A large number and a wide range of our member countries have now had an FSAP program. The feedback we get is overwhelmingly positive. Even the authorities in those industrial countries with highly developed financial sectors that have had FSAPs have found them to be useful.
The FSAP also forms the basis for Financial System Stability Assessments (FSSAs) in which IMF staff address issues directly related to the Fund's surveillance work. These include risks to macroeconomic stability that might come from the financial sector and the capacity of the sector to absorb shocks. Is the level of NPLs a cause for concern? Are the banks well-regulated and sound? How would the financial sector be affected by sharp rises in interest rates—would this lead to a rise in NPLs? Again, these FSSAs cut across the full breadth of our membership.

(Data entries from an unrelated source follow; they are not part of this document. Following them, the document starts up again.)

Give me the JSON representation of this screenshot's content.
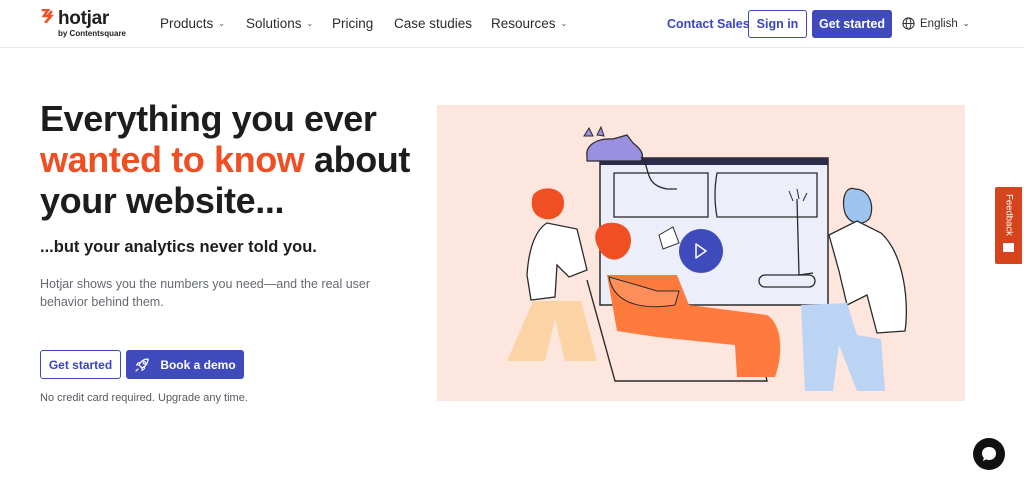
{
  "header": {
    "logo": {
      "word": "hotjar",
      "sub": "by Contentsquare"
    },
    "nav": [
      {
        "label": "Products",
        "dropdown": true
      },
      {
        "label": "Solutions",
        "dropdown": true
      },
      {
        "label": "Pricing",
        "dropdown": false
      },
      {
        "label": "Case studies",
        "dropdown": false
      },
      {
        "label": "Resources",
        "dropdown": true
      }
    ],
    "contact_sales": "Contact Sales",
    "sign_in": "Sign in",
    "get_started": "Get started",
    "language": "English"
  },
  "hero": {
    "title_line1": "Everything you ever",
    "title_accent": "wanted to know",
    "title_line2_rest": " about",
    "title_line3": "your website...",
    "subtitle": "...but your analytics never told you.",
    "description": "Hotjar shows you the numbers you need—and the real user behavior behind them.",
    "cta_primary": "Get started",
    "cta_demo": "Book a demo",
    "note": "No credit card required. Upgrade any time."
  },
  "feedback_tab": {
    "label": "Feedback"
  },
  "colors": {
    "brand_orange": "#f04e23",
    "brand_blue": "#3f4bbd",
    "illustration_bg": "#fde6dd"
  }
}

As you know, Nigeria participated in an FSSA exercise two years ago, one which we believe was valuable in highlighting the opportunities for improving the health and performance of the financial sector and thus the contribution it can make to the long-term growth prospects for the Nigerian economy.
The way forward

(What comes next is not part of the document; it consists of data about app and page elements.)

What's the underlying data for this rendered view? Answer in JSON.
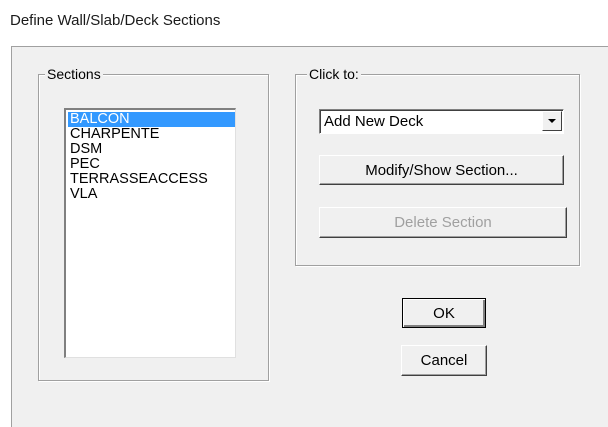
{
  "window": {
    "title": "Define Wall/Slab/Deck Sections"
  },
  "sections": {
    "label": "Sections",
    "items": [
      "BALCON",
      "CHARPENTE",
      "DSM",
      "PEC",
      "TERRASSEACCESS",
      "VLA"
    ],
    "selected": "BALCON"
  },
  "click_to": {
    "label": "Click to:",
    "dropdown_value": "Add New Deck",
    "modify_label": "Modify/Show Section...",
    "delete_label": "Delete Section"
  },
  "actions": {
    "ok_label": "OK",
    "cancel_label": "Cancel"
  },
  "colors": {
    "selection": "#3399ff",
    "dialog_bg": "#f0f0f0",
    "disabled_text": "#a0a0a0"
  },
  "icons": {
    "dropdown": "chevron-down-icon"
  }
}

I know from my discussions over the past couple of days that the Nigerian authorities are committed to meet head-on the economic challenges they face. Poverty reduction is clearly a priority, and the government recognizes that a stable macroeconomic framework is an essential element of any economic program aimed at delivering long-term growth which in turn is the only enduring means of poverty reduction.
Like many countries, Nigeria is working to strengthen its financial sector. It is clear from the recent announcements of the central bank that the authorities recognize the important role that the financial sector can play both in delivering financial stability and, over the longer term, more rapid growth. Measures to strengthen the banking system by raising minimum capital requirements, introducing risk-based supervision and the zero tolerance policy for mis-reporting by banks are all welcome moves. The Fund, as ever, stands ready to provide technical assistance in the development and implementation of financial sector reforms.

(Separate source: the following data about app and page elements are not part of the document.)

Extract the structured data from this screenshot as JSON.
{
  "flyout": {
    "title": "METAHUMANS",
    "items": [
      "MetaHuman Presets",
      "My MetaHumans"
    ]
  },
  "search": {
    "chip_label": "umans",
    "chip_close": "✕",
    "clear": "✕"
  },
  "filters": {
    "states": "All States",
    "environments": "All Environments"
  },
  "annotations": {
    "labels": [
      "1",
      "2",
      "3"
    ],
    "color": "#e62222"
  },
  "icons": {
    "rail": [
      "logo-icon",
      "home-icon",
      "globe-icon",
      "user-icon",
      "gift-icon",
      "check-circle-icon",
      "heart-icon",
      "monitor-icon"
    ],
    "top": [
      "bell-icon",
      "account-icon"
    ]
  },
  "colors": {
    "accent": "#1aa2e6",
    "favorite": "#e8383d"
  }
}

I started by saying that this is an important juncture in Nigeria’s economic development. I would go further and say that this is an auspicious moment. With NEEDS, the government has committed itself to a wide-ranging reform program that, if implemented fully, should make a significant contribution to achieving more rapid and sustained rates of growth, and so reducing poverty.
The generally favorable external environment is one that makes it easier to introduce reform and increases the potential benefits. The current global economic expansion is an opportunity to press ahead vigorously with reform, and permits a larger payoff sooner—thus reducing resistance to change.
This country faces enormous economic challenges if it is to experience the sustained rapid growth needed to reduce poverty and achieve the Millennium Development Goals. But the signs are encouraging. The government has recognized the importance of creating a stable macroeconomic framework that can best foster longer term growth prospects.
Engagement with the rest of the world is vital for growth and prosperity in any economy. Trade and investment are essential for growth; and history has taught us over and over again that an open economy, one that encourages commerce and rewards entrepreneurship, offers the only long term prospect of growth, rising living standards and poverty reduction.
It is my view that Africa can reap the same economic rewards that other countries have attained by adopting similar goals and making a similar commitment to full participation in the world economy. Nigeria has much in its favor, not least the dynamism of its people. It has a government committed to exploiting these advantages for the good of all its citizens. I look forward to seeing some of the benefits of those reforms on my next visit here.
IMF EXTERNAL RELATIONS DEPARTMENT